|QNAP TS-419P II NAS Network Storage Server|
|Reviews - Featured Reviews: Network|
|Written by Bruce Normann|
|Tuesday, 01 November 2011|
Page 12 of 14
NAS System Overhead Measurements
I've discussed the potential impact the NAS hardware has on performance in general terms so far. The hard reality is that the CPU, drive controllers, memory, and network subsystems have a direct and profound impact on the throughput of a NAS device. In extreme cases where multiple drives (4+) are arranged in higher-order RAID configurations, the CPU has a ton of work to do, calculating parity bits and parsing them out to multiple data streams. In-line data encryption adds another potential load to the infrastructure, but I'm not going to bother testing that until I get a system with the recent AES-NI additions to the Intel64 instruction set. It's just not realistic to use encryption without that level of support. In this section, I'm going to look at some results from the System Monitor capability that is available on the QNAP Turbo NAS server.
Let's start off looking at CPU usage on the NAS server. During a straight data transfer from the PC to 4 disks configured as RAID 5 on the TS-419P II, the results show the Marvell 88F6282 SoC device completely maxed out at 100%. The two blocks in the chart represent two different sets of files being transferred, with a break between them. The first block represents ten 1GB files transferred by one Windows command, and you can see little dips where the CPU paused between each file. The second block represents one 10GB file, transferred the same way. Any dips in CPU utilization in this section are due to system wait states thrown in by some sub-system crying "Uncle" for a brief period of time. By and large, there's little difference between the two scenarios, except the single 10GB file is transferred over a little quicker.

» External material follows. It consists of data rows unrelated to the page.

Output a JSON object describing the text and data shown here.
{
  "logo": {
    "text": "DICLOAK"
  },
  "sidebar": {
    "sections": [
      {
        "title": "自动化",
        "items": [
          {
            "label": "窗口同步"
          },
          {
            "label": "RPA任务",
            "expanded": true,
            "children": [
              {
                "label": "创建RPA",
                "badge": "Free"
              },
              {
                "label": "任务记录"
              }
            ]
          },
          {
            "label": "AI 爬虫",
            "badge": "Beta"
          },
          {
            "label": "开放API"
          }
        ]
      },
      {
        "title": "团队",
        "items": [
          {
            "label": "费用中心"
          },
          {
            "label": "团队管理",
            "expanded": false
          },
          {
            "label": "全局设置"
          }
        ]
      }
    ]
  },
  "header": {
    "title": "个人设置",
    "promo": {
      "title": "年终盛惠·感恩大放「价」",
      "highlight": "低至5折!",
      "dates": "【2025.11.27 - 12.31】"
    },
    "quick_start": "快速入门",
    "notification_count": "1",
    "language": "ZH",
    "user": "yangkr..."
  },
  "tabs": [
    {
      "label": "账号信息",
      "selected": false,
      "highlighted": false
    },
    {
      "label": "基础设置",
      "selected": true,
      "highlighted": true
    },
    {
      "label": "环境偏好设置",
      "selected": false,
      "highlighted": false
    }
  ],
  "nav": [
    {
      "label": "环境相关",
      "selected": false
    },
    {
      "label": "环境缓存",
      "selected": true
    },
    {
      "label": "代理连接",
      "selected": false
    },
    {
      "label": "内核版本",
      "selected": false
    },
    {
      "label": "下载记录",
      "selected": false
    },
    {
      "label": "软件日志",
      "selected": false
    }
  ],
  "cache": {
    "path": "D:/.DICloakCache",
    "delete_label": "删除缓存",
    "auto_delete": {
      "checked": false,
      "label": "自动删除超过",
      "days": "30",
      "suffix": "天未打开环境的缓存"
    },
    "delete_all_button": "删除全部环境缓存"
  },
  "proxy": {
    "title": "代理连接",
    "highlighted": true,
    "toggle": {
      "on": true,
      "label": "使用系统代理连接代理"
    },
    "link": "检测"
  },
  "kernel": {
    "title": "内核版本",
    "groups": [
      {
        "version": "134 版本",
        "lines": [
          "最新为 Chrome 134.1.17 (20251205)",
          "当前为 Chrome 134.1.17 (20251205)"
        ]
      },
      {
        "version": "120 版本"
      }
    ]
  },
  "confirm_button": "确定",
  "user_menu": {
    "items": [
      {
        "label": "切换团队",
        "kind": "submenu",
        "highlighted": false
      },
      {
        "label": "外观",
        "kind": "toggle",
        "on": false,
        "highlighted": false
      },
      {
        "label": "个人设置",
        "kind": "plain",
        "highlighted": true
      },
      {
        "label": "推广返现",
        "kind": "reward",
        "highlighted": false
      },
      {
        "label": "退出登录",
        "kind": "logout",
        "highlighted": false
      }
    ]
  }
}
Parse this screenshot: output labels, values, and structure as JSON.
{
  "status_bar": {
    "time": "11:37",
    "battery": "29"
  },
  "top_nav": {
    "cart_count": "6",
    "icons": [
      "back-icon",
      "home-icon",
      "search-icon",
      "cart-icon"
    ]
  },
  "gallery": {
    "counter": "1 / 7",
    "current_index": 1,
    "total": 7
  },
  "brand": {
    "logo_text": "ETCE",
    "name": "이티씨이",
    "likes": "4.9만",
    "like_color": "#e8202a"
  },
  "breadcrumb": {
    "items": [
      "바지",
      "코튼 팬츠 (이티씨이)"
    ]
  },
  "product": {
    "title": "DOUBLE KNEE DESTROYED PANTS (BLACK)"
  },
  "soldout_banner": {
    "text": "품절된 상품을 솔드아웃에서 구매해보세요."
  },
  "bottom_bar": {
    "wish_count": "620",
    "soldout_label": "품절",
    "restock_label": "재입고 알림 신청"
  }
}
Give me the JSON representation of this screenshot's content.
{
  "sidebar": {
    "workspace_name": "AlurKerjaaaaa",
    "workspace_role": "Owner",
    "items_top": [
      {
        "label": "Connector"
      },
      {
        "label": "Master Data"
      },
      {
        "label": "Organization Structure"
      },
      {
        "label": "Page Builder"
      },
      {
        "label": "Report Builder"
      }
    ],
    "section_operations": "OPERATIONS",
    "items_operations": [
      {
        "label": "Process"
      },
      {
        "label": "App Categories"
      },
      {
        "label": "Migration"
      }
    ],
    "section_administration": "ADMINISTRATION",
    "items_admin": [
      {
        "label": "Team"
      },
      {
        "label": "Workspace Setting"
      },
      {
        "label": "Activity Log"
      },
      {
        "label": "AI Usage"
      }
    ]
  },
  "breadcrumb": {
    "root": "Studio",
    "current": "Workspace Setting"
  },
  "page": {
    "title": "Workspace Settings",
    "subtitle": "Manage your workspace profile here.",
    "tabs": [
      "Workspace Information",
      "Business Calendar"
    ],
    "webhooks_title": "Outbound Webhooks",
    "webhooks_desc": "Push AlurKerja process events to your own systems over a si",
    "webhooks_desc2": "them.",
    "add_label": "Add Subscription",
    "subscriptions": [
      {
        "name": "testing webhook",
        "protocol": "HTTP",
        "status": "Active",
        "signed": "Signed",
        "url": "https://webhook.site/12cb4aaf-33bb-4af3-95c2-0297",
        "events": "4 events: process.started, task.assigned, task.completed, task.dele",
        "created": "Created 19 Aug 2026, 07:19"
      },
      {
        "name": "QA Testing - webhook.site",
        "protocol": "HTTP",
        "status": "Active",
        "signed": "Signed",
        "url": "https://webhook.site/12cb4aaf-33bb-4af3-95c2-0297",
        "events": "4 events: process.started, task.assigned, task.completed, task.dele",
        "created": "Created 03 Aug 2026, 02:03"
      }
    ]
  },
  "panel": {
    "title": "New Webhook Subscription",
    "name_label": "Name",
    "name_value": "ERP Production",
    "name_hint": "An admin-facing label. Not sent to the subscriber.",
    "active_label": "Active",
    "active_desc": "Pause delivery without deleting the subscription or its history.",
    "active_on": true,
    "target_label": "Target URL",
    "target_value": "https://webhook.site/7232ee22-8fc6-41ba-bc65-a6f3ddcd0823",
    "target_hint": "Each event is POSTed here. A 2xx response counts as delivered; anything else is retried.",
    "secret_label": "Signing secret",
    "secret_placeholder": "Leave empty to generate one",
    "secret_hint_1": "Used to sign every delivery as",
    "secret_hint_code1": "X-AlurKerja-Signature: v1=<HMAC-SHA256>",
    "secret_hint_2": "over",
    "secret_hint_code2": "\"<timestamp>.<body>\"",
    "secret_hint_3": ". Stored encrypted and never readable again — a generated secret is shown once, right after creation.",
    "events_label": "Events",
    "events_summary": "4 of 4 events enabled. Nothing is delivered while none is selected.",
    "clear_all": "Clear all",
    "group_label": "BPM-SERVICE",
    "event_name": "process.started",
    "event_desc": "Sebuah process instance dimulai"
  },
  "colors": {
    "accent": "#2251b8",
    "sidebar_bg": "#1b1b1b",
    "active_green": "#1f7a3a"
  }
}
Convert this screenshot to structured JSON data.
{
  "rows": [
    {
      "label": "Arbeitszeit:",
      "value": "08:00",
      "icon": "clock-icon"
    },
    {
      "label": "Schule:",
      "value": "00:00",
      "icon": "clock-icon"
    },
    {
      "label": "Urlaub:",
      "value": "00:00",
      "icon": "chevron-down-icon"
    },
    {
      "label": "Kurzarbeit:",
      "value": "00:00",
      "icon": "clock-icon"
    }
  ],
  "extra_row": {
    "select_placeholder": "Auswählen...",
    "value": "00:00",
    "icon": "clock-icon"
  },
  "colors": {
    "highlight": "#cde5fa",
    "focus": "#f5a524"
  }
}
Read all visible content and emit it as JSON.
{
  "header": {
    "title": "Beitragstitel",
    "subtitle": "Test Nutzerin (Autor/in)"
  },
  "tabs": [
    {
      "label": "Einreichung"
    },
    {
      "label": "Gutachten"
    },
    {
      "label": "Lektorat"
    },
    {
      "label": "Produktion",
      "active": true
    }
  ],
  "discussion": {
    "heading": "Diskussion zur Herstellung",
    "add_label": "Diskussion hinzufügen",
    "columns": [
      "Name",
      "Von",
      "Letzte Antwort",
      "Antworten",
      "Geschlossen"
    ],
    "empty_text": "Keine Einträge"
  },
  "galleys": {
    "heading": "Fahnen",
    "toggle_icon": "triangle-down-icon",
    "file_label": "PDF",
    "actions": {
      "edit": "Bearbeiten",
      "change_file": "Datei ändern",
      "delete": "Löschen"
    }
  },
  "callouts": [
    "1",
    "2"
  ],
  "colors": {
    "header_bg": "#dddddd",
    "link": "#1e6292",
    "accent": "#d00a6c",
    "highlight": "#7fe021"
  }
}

The memory subsystem on the QNAP TS-419P II is not being taxed by these file transfers at all. Unless you plan to use the NAS for all of the "extra" things it can do, as a media server and such, don't worry about the fact that it only comes with 512MB of memory capacity. That's plenty, at least for the basic disk functions. This is very close to the same level of memory usage I saw on the two-bay device I tested , so there's no additional load presented to the memory by four disks in RAID 5, as compared to the single-disk configuration.
The network interface is getting more of a workout than the memory, but it is still running well below the throughput limits of the Gigabit Ethernet (GbE) interface. This particular chart was produced during two disk-writing tests, we'll see a difference with disk-read tests shortly. There's a lot of extra capacity here, even with one of the larger NAS devices, running multiple disks in RAID configurations with a single GbE connection. This TS-419P II unit, and most of the larger QNAP units, all have dual Ethernet connections that allow for teaming via IEEE 802.3ad/Link Aggregation, that in certain cases allows for almost double the network throughput. This is only going to be required in rare cases, where both systems connected this way have the raw transfer speed to make it necessary. That's the sort of thing you're only going to see in a corporate LAN room, at least for now. One day, I'm going to load up one of the big NAS units with high end SSDs in RAID 0 and let it rip; then we'll see where the system bottlenecks are.
The network throughput scales right along with the disk throughput, as seen here. In this test, I was reading from the NAS, instead of writing files to it. The increased data transfer rate from the disks translates to an increase in network throughput, up from about 55MB/s in write operations, to over 80MB/s in reading mode. In the following chart, you can also see the effect on the network load as a multi-file transfer operation takes place. Until now, we have been moving very large files around, but in the last portion of the chart below, I transferred a very large number of smaller files, just to see how that would impact performance. Instead of one 10 GB file, the green portion of the chart shows what happens when transferring 4,793 items totaling 6.5GB from the PC to the NAS. If you're going to use any NAS for basic backup duties, this is the kind of action it's going to see. Still, there should be no worries as far as network speed goes, no matter what the primary usage is.
In contrast, the NAS CPU is still being taxed during these file transfers, with either small numbers of large files or a large number of small files. In the third section of the chart below, you can see some additional dips, but they're sharp drops with a corresponding sharp recovery. There's nowhere for the CPU to hide in a high performance NAS appliance, and the ARM processor in QNAP's lower-priced models gets hammered pretty bad in typical use cases.
Now, let's look at some Final Thoughts, and then move on to our Conclusion and Product Ratings.